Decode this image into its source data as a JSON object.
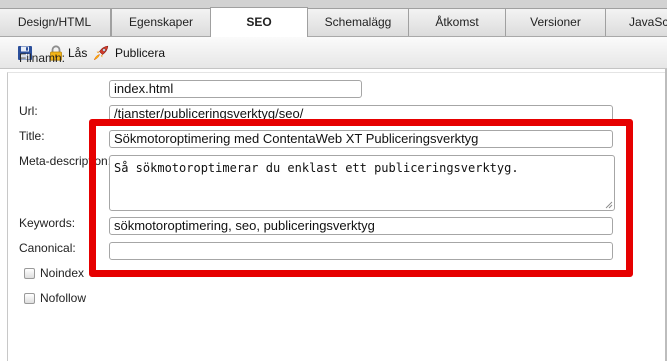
{
  "tabs": [
    {
      "label": "Design/HTML"
    },
    {
      "label": "Egenskaper"
    },
    {
      "label": "SEO",
      "active": true
    },
    {
      "label": "Schemalägg"
    },
    {
      "label": "Åtkomst"
    },
    {
      "label": "Versioner"
    },
    {
      "label": "JavaScri"
    }
  ],
  "toolbar": {
    "save_icon": "save-disk-icon",
    "lock_icon": "padlock-icon",
    "lock_label": "Lås",
    "publish_icon": "rocket-icon",
    "publish_label": "Publicera"
  },
  "form": {
    "filename_label": "Filnamn:",
    "filename_value": "index.html",
    "url_label": "Url:",
    "url_value": "/tjanster/publiceringsverktyg/seo/",
    "title_label": "Title:",
    "title_value": "Sökmotoroptimering med ContentaWeb XT Publiceringsverktyg",
    "meta_label": "Meta-description:",
    "meta_value": "Så sökmotoroptimerar du enklast ett publiceringsverktyg.",
    "keywords_label": "Keywords:",
    "keywords_value": "sökmotoroptimering, seo, publiceringsverktyg",
    "canonical_label": "Canonical:",
    "canonical_value": "",
    "noindex_label": "Noindex",
    "noindex_checked": false,
    "nofollow_label": "Nofollow",
    "nofollow_checked": false
  },
  "colors": {
    "highlight": "#e60000",
    "tab_bar": "#d2d2d2"
  }
}
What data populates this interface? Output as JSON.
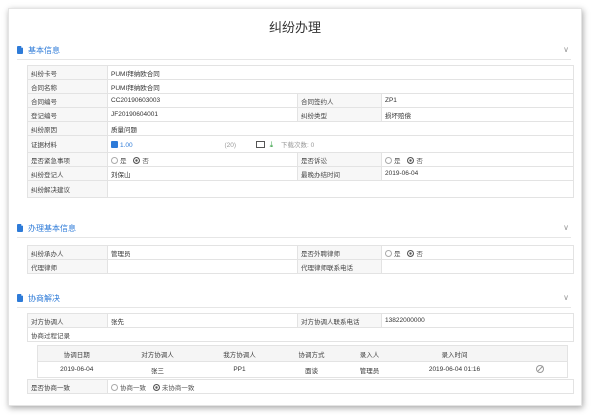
{
  "page": {
    "title": "纠纷办理"
  },
  "basic": {
    "section_title": "基本信息",
    "dispute_no_label": "纠纷卡号",
    "dispute_no": "PUMI拜纳欧合同",
    "contract_name_label": "合同名称",
    "contract_name": "PUMI拜纳欧合同",
    "contract_no_label": "合同编号",
    "contract_no": "CC20190603003",
    "signer_label": "合同签约人",
    "signer": "ZP1",
    "reg_no_label": "登记编号",
    "reg_no": "JF20190604001",
    "dispute_type_label": "纠纷类型",
    "dispute_type": "损坏赔偿",
    "reason_label": "纠纷原因",
    "reason": "质量问题",
    "evidence_label": "证据材料",
    "evidence_file": "1.00",
    "evidence_size": "(20)",
    "download_count": "下载次数: 0",
    "urgent_label": "是否紧急事项",
    "litigation_label": "是否诉讼",
    "registrant_label": "纠纷登记人",
    "registrant": "刘保山",
    "deadline_label": "最晚办结时间",
    "deadline": "2019-06-04",
    "suggest_label": "纠纷解决建议",
    "suggest": "",
    "yes": "是",
    "no": "否"
  },
  "handling": {
    "section_title": "办理基本信息",
    "handler_label": "纠纷承办人",
    "handler": "管理员",
    "outside_label": "是否外聘律师",
    "lawyer_label": "代理律师",
    "lawyer": "",
    "lawyer_phone_label": "代理律师联系电话",
    "lawyer_phone": "",
    "yes": "是",
    "no": "否"
  },
  "negotiation": {
    "section_title": "协商解决",
    "party_label": "对方协调人",
    "party": "张先",
    "party_phone_label": "对方协调人联系电话",
    "party_phone": "13822000000",
    "records_label": "协商过程记录",
    "columns": [
      "协调日期",
      "对方协调人",
      "我方协调人",
      "协调方式",
      "录入人",
      "录入时间"
    ],
    "rows": [
      [
        "2019-06-04",
        "张三",
        "PP1",
        "面谈",
        "管理员",
        "2019-06-04 01:16"
      ]
    ],
    "agree_label": "是否协商一致",
    "agree_yes": "协商一致",
    "agree_no": "未协商一致"
  }
}
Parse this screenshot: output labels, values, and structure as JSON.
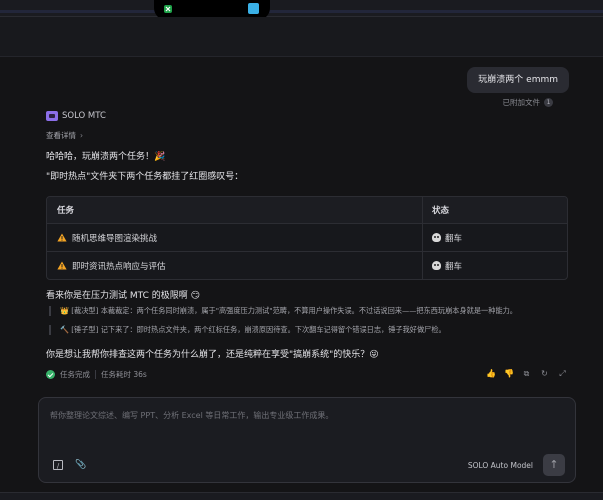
{
  "user_message": {
    "text": "玩崩溃两个 emmm",
    "attached_label": "已附加文件",
    "attached_count": "1"
  },
  "bot": {
    "name": "SOLO MTC",
    "details_label": "查看详情",
    "line1": "哈哈哈，玩崩溃两个任务！🎉",
    "line2": "\"即时热点\"文件夹下两个任务都挂了红圈感叹号：",
    "table": {
      "headers": [
        "任务",
        "状态"
      ],
      "rows": [
        {
          "task": "随机思维导图渲染挑战",
          "status": "翻车"
        },
        {
          "task": "即时资讯热点响应与评估",
          "status": "翻车"
        }
      ]
    },
    "pressure": "看来你是在压力测试 MTC 的极限啊 😏",
    "quotes": [
      "👑 [裁决型] 本裁裁定：两个任务同时崩溃，属于\"高强度压力测试\"范畴，不算用户操作失误。不过话说回来——把东西玩崩本身就是一种能力。",
      "🔨 [锤子型] 记下来了：即时热点文件夹，两个红标任务，崩溃原因待查。下次翻车记得留个错误日志，锤子我好做尸检。"
    ],
    "question": "你是想让我帮你排查这两个任务为什么崩了，还是纯粹在享受\"搞崩系统\"的快乐？😜",
    "status_done": "任务完成",
    "status_time": "任务耗时 36s"
  },
  "composer": {
    "placeholder": "帮你整理论文综述、编写 PPT、分析 Excel 等日常工作，输出专业级工作成果。",
    "model": "SOLO Auto Model"
  },
  "colors": {
    "accent": "#8b6ee8",
    "success": "#38b26a",
    "warning": "#f5a524"
  },
  "icons": [
    "app-icon-green",
    "app-icon-blue",
    "attachment-count",
    "chevron-right-icon",
    "warning-icon",
    "skull-icon",
    "check-circle-icon",
    "thumbs-up-icon",
    "thumbs-down-icon",
    "copy-icon",
    "refresh-icon",
    "expand-icon",
    "paperclip-icon",
    "send-arrow-icon"
  ]
}
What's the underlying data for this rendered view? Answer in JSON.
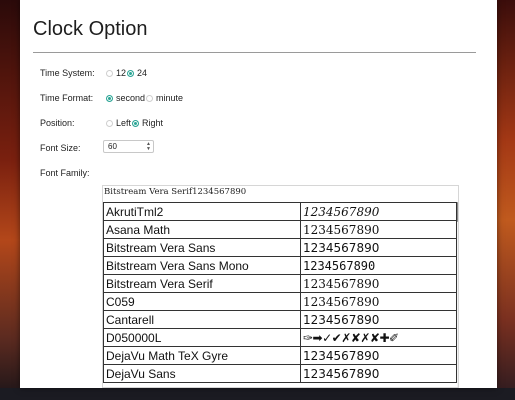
{
  "title": "Clock Option",
  "time_system": {
    "label": "Time System:",
    "options": [
      {
        "label": "12",
        "selected": false
      },
      {
        "label": "24",
        "selected": true
      }
    ]
  },
  "time_format": {
    "label": "Time Format:",
    "options": [
      {
        "label": "second",
        "selected": true
      },
      {
        "label": "minute",
        "selected": false
      }
    ]
  },
  "position": {
    "label": "Position:",
    "options": [
      {
        "label": "Left",
        "selected": false
      },
      {
        "label": "Right",
        "selected": true
      }
    ]
  },
  "font_size": {
    "label": "Font Size:",
    "value": "60"
  },
  "font_family": {
    "label": "Font Family:",
    "selected_preview": "Bitstream Vera Serif1234567890",
    "rows": [
      {
        "name": "AkrutiTml2",
        "sample": "1234567890"
      },
      {
        "name": "Asana Math",
        "sample": "1234567890"
      },
      {
        "name": "Bitstream Vera Sans",
        "sample": "1234567890"
      },
      {
        "name": "Bitstream Vera Sans Mono",
        "sample": "1234567890"
      },
      {
        "name": "Bitstream Vera Serif",
        "sample": "1234567890"
      },
      {
        "name": "C059",
        "sample": "1234567890"
      },
      {
        "name": "Cantarell",
        "sample": "1234567890"
      },
      {
        "name": "D050000L",
        "sample": "✑➡✓✔✗✘✗✘✚✐"
      },
      {
        "name": "DejaVu Math TeX Gyre",
        "sample": "1234567890"
      },
      {
        "name": "DejaVu Sans",
        "sample": "1234567890"
      }
    ]
  },
  "colors": {
    "accent": "#2ba595",
    "divider": "#9a9a9a"
  }
}
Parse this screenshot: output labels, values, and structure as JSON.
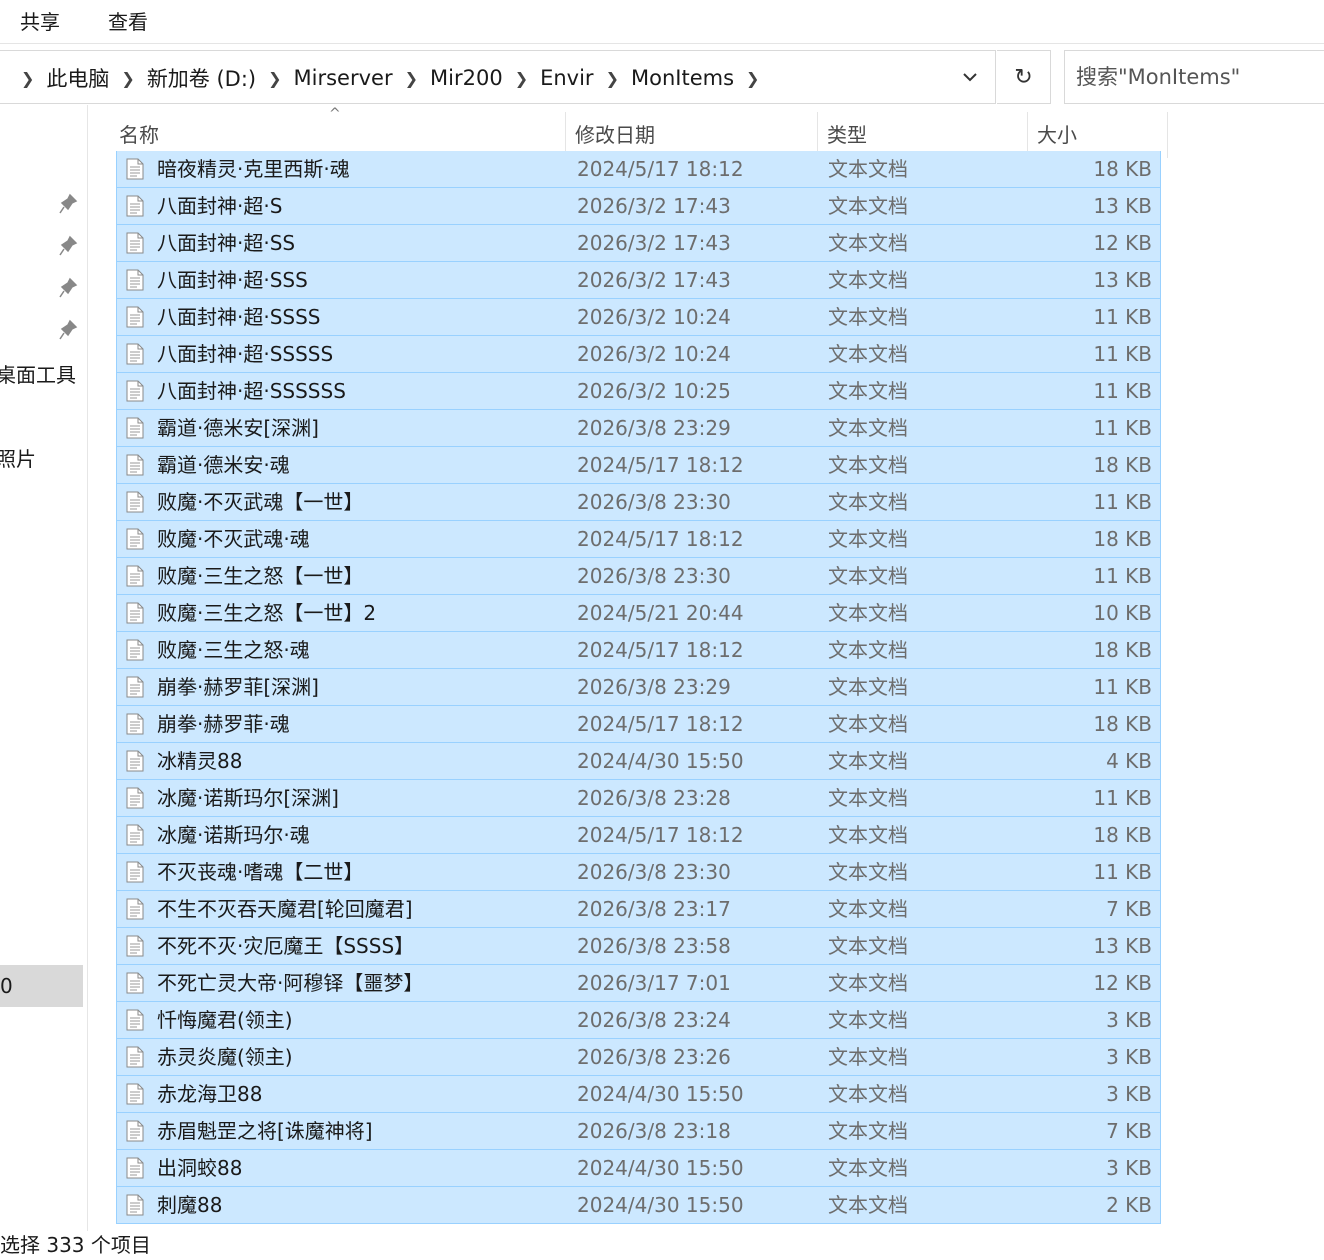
{
  "ribbon": {
    "tabs": [
      "共享",
      "查看"
    ]
  },
  "address": {
    "crumbs": [
      "此电脑",
      "新加卷 (D:)",
      "Mirserver",
      "Mir200",
      "Envir",
      "MonItems"
    ]
  },
  "search": {
    "placeholder": "搜索\"MonItems\""
  },
  "nav": {
    "labels": [
      "桌面工具",
      "照片"
    ],
    "selected_label": "0"
  },
  "columns": {
    "name": "名称",
    "date": "修改日期",
    "type": "类型",
    "size": "大小"
  },
  "files": [
    {
      "name": "暗夜精灵·克里西斯·魂",
      "date": "2024/5/17 18:12",
      "type": "文本文档",
      "size": "18 KB"
    },
    {
      "name": "八面封神·超·S",
      "date": "2026/3/2 17:43",
      "type": "文本文档",
      "size": "13 KB"
    },
    {
      "name": "八面封神·超·SS",
      "date": "2026/3/2 17:43",
      "type": "文本文档",
      "size": "12 KB"
    },
    {
      "name": "八面封神·超·SSS",
      "date": "2026/3/2 17:43",
      "type": "文本文档",
      "size": "13 KB"
    },
    {
      "name": "八面封神·超·SSSS",
      "date": "2026/3/2 10:24",
      "type": "文本文档",
      "size": "11 KB"
    },
    {
      "name": "八面封神·超·SSSSS",
      "date": "2026/3/2 10:24",
      "type": "文本文档",
      "size": "11 KB"
    },
    {
      "name": "八面封神·超·SSSSSS",
      "date": "2026/3/2 10:25",
      "type": "文本文档",
      "size": "11 KB"
    },
    {
      "name": "霸道·德米安[深渊]",
      "date": "2026/3/8 23:29",
      "type": "文本文档",
      "size": "11 KB"
    },
    {
      "name": "霸道·德米安·魂",
      "date": "2024/5/17 18:12",
      "type": "文本文档",
      "size": "18 KB"
    },
    {
      "name": "败魔·不灭武魂【一世】",
      "date": "2026/3/8 23:30",
      "type": "文本文档",
      "size": "11 KB"
    },
    {
      "name": "败魔·不灭武魂·魂",
      "date": "2024/5/17 18:12",
      "type": "文本文档",
      "size": "18 KB"
    },
    {
      "name": "败魔·三生之怒【一世】",
      "date": "2026/3/8 23:30",
      "type": "文本文档",
      "size": "11 KB"
    },
    {
      "name": "败魔·三生之怒【一世】2",
      "date": "2024/5/21 20:44",
      "type": "文本文档",
      "size": "10 KB"
    },
    {
      "name": "败魔·三生之怒·魂",
      "date": "2024/5/17 18:12",
      "type": "文本文档",
      "size": "18 KB"
    },
    {
      "name": "崩拳·赫罗菲[深渊]",
      "date": "2026/3/8 23:29",
      "type": "文本文档",
      "size": "11 KB"
    },
    {
      "name": "崩拳·赫罗菲·魂",
      "date": "2024/5/17 18:12",
      "type": "文本文档",
      "size": "18 KB"
    },
    {
      "name": "冰精灵88",
      "date": "2024/4/30 15:50",
      "type": "文本文档",
      "size": "4 KB"
    },
    {
      "name": "冰魔·诺斯玛尔[深渊]",
      "date": "2026/3/8 23:28",
      "type": "文本文档",
      "size": "11 KB"
    },
    {
      "name": "冰魔·诺斯玛尔·魂",
      "date": "2024/5/17 18:12",
      "type": "文本文档",
      "size": "18 KB"
    },
    {
      "name": "不灭丧魂·嗜魂【二世】",
      "date": "2026/3/8 23:30",
      "type": "文本文档",
      "size": "11 KB"
    },
    {
      "name": "不生不灭吞天魔君[轮回魔君]",
      "date": "2026/3/8 23:17",
      "type": "文本文档",
      "size": "7 KB"
    },
    {
      "name": "不死不灭·灾厄魔王【SSSS】",
      "date": "2026/3/8 23:58",
      "type": "文本文档",
      "size": "13 KB"
    },
    {
      "name": "不死亡灵大帝·阿穆铎【噩梦】",
      "date": "2026/3/17 7:01",
      "type": "文本文档",
      "size": "12 KB"
    },
    {
      "name": "忏悔魔君(领主)",
      "date": "2026/3/8 23:24",
      "type": "文本文档",
      "size": "3 KB"
    },
    {
      "name": "赤灵炎魔(领主)",
      "date": "2026/3/8 23:26",
      "type": "文本文档",
      "size": "3 KB"
    },
    {
      "name": "赤龙海卫88",
      "date": "2024/4/30 15:50",
      "type": "文本文档",
      "size": "3 KB"
    },
    {
      "name": "赤眉魁罡之将[诛魔神将]",
      "date": "2026/3/8 23:18",
      "type": "文本文档",
      "size": "7 KB"
    },
    {
      "name": "出洞蛟88",
      "date": "2024/4/30 15:50",
      "type": "文本文档",
      "size": "3 KB"
    },
    {
      "name": "刺魔88",
      "date": "2024/4/30 15:50",
      "type": "文本文档",
      "size": "2 KB"
    }
  ],
  "status": "选择 333 个项目",
  "colors": {
    "selection_bg": "#cce8ff",
    "selection_border": "#99d1ff"
  }
}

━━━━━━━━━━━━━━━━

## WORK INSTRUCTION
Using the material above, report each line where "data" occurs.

## RESPONSE
Decode this image into its source data as a JSON object.
What data populates this interface? Output as JSON.
What's the underlying data for this rendered view? Answer in JSON.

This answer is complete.